Days of excitement and apprehension
Quentin King ’84 remembers one of the TQC’s earliest forebears, which also existed during a time of political upheaval.
“I first came to what we called the GRC, or Gay Resource Center, in 1980,” King says. “It wasn’t like today, where it’s obvious that President George Bridges stands behind the new center and its mission. Back then, it was a student group with no faculty or administrative presence to speak of. We had regular drop-in hours, offered resources, and hosted campus events.”
King came to Evergreen directly from high school to focus on chemistry and computer science. He was working a volunteer shift in the GRC when he met his future husband, Glen Kriekenbeck ’89. Kriekenbeck had taken the scenic route to Evergreen.
“I refer to myself as a ‘typical Evergreen student,’” he says, “because I transferred from UW but worked for a while in Anchorage and Denver before going back to school. Evergreen is geared toward the self-motivated student, and I was deeply fascinated by the intersection of arts and computer sciences. It was a thrilling time.”
Unfortunately, Kriekenbeck continues, it was a nervous time, too. “The second Reagan Administration was a frightening period for so many people, gay people included. We also had the AIDS crisis to contend with—something that was being used to vilify our community. There was a strong need for the GRC on campus. We needed it to feel safe and stay sane.”
Kriekenbeck and King also used the GRC as a springboard for self-expression. They co-hosted a talk show on KAOS featuring discussions of gay and lesbian issues with student and faculty guests. In between conversations, they spun records by their favorite queer artists.
“Don’t forget,” King says. “This was the 1980s. We weren’t just the resource center for gays and lesbians on campus—we were serving the same function for Olympia, too. Resources in this area were incredibly limited. There weren’t even any gay bars in town. So we really embraced the challenge of creating a meeting place for the whole community. An oasis of sorts.”
“Evergreen felt much safer than mainstream society back then,” King continues, “but it’s important to point out that we’re speaking from the experience of two gay men. Our group didn’t have resources or outreach for trans people. That’s what I see as the biggest leap forward for today’s center.”
What lies ahead
For Caluya, an intensive focus on trans issues is what sets the TQC apart from iterations past. “Trans misogyny is a huge issue, historically. It’s still prevalent today, but we can combat it by making this center inclusive. It should feel like a safe space for the entire LGBTQ+ population on campus, including people of color, if we’re doing it right.”

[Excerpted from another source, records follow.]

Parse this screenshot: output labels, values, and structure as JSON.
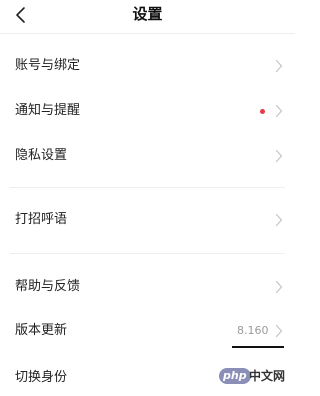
{
  "header": {
    "title": "设置",
    "back_icon": "chevron-left-icon"
  },
  "settings": {
    "account": {
      "label": "账号与绑定"
    },
    "notifications": {
      "label": "通知与提醒",
      "dot_color": "#e53949"
    },
    "privacy": {
      "label": "隐私设置"
    },
    "greeting": {
      "label": "打招呼语"
    },
    "help": {
      "label": "帮助与反馈"
    },
    "version": {
      "label": "版本更新",
      "value": "8.160"
    },
    "switch_identity": {
      "label": "切换身份"
    }
  },
  "watermark": {
    "logo_text": "php",
    "site_text": "中文网"
  }
}
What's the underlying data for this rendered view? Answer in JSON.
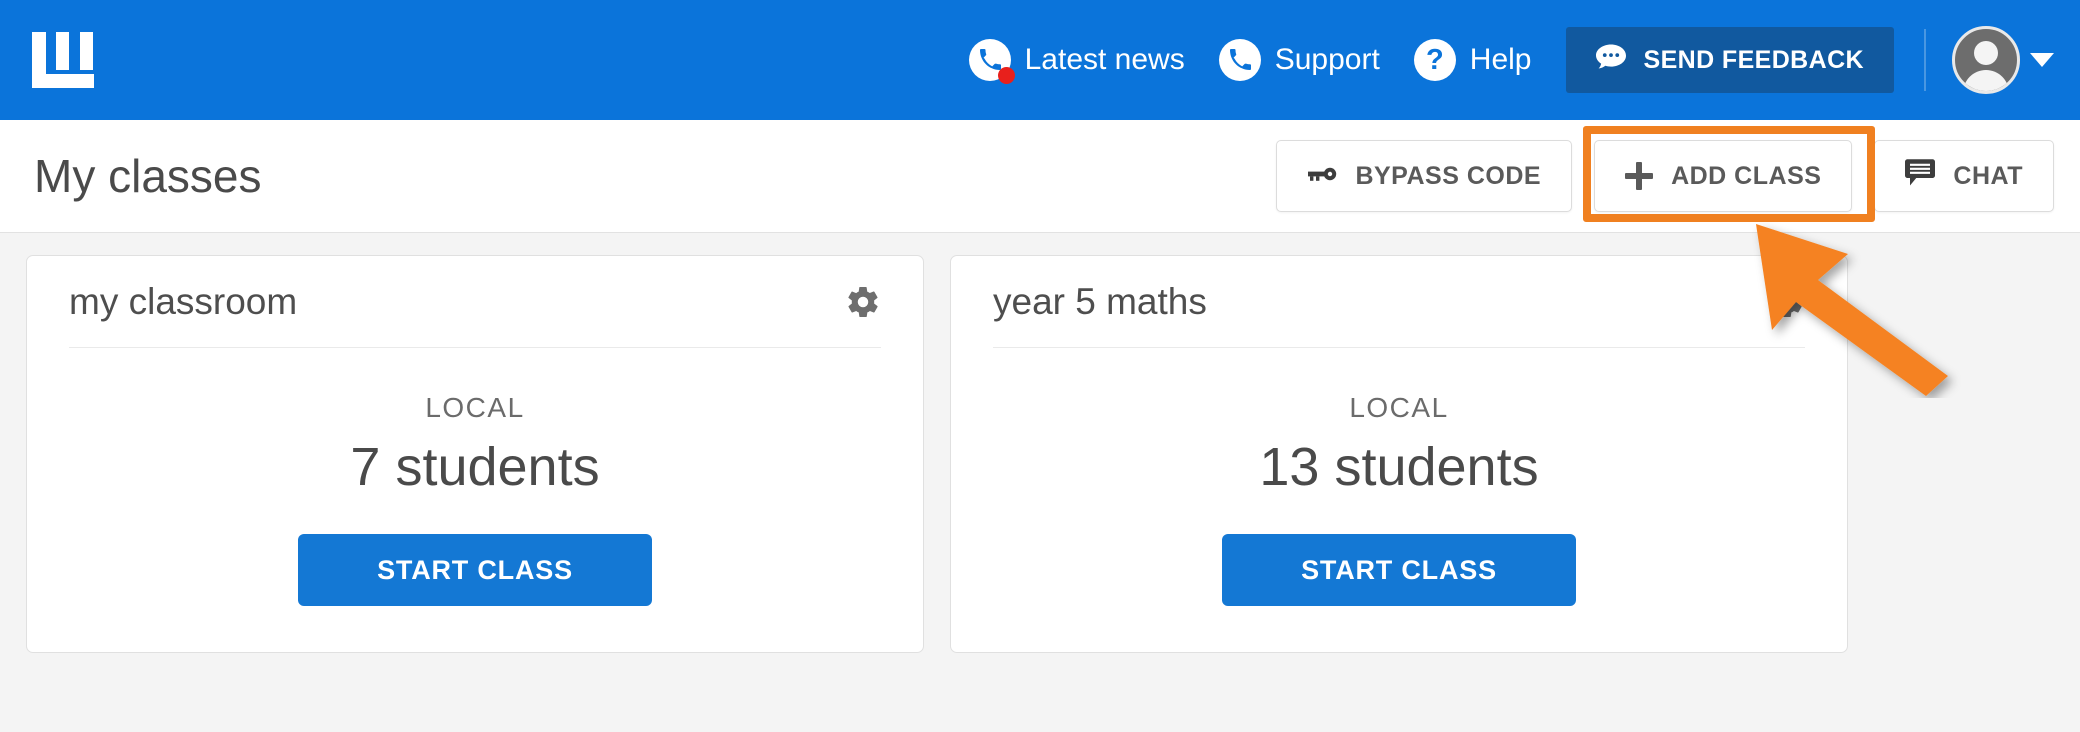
{
  "colors": {
    "header_blue": "#0b74da",
    "feedback_blue": "#11599f",
    "primary_button_blue": "#1478d4",
    "highlight_orange": "#f08020",
    "badge_red": "#e8201c",
    "content_bg": "#f4f4f4"
  },
  "header": {
    "logo_name": "lanschool-logo",
    "nav": [
      {
        "label": "Latest news",
        "icon": "phone-icon",
        "badge": true
      },
      {
        "label": "Support",
        "icon": "phone-icon",
        "badge": false
      },
      {
        "label": "Help",
        "icon": "question-mark-icon",
        "badge": false
      }
    ],
    "feedback_button": {
      "label": "SEND FEEDBACK",
      "icon": "chat-bubble-icon"
    },
    "account": {
      "icon": "avatar-icon",
      "caret": "chevron-down-icon"
    }
  },
  "toolbar": {
    "title": "My classes",
    "buttons": [
      {
        "label": "BYPASS CODE",
        "icon": "key-icon",
        "highlighted": false
      },
      {
        "label": "ADD CLASS",
        "icon": "plus-icon",
        "highlighted": true
      },
      {
        "label": "CHAT",
        "icon": "chat-bubble-icon",
        "highlighted": false
      }
    ]
  },
  "annotation": {
    "type": "arrow",
    "color": "#f08020",
    "points_to": "ADD CLASS",
    "highlight_target": "ADD CLASS"
  },
  "classes": [
    {
      "name": "my classroom",
      "scope_label": "LOCAL",
      "students_text": "7 students",
      "student_count": 7,
      "start_label": "START CLASS",
      "settings_icon": "gear-icon"
    },
    {
      "name": "year 5 maths",
      "scope_label": "LOCAL",
      "students_text": "13 students",
      "student_count": 13,
      "start_label": "START CLASS",
      "settings_icon": "gear-icon"
    }
  ]
}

Inclusivity is indeed a hallmark of the new TQC, whose web presence promises academic and social support for “Evergreen’s lesbian, gay, bisexual, transgender, queer, questioning, intersex, asexual, and agender students, faculty, and staff.”
That spirit of inclusivity means the world to Seth Kirby, who once lacked the assurance of a safe space at Evergreen as a student. He believes the TQC marks a critical step in the evolution of student services.
“It’s still so early in the TQC’s development,” Kirby says. “There’s no limit to its potential—what it could do for students, faculty, everyone involved with the college’s future. Evergreen teaches people to be lifelong learners, and that doesn’t just apply to academics. This center is another opportunity to learn and grow together.”
Alumni have a crucial role to play in the center’s growth and development as well, Caluya says.
“If you’re an alum who came out in college, you can give to ensure that there’s a space for today’s students to develop their identity in the most meaningful way possible. I couldn’t imagine what my own life would look like if I hadn’t had access to a place like this.”
If you’re interested in giving to support the Trans & Queer Center at Evergreen, visit evergreen.edu/tqc. Your gift will help build, improve, and maintain a safe space on campus for Evergreen’s LGBTQ+ population.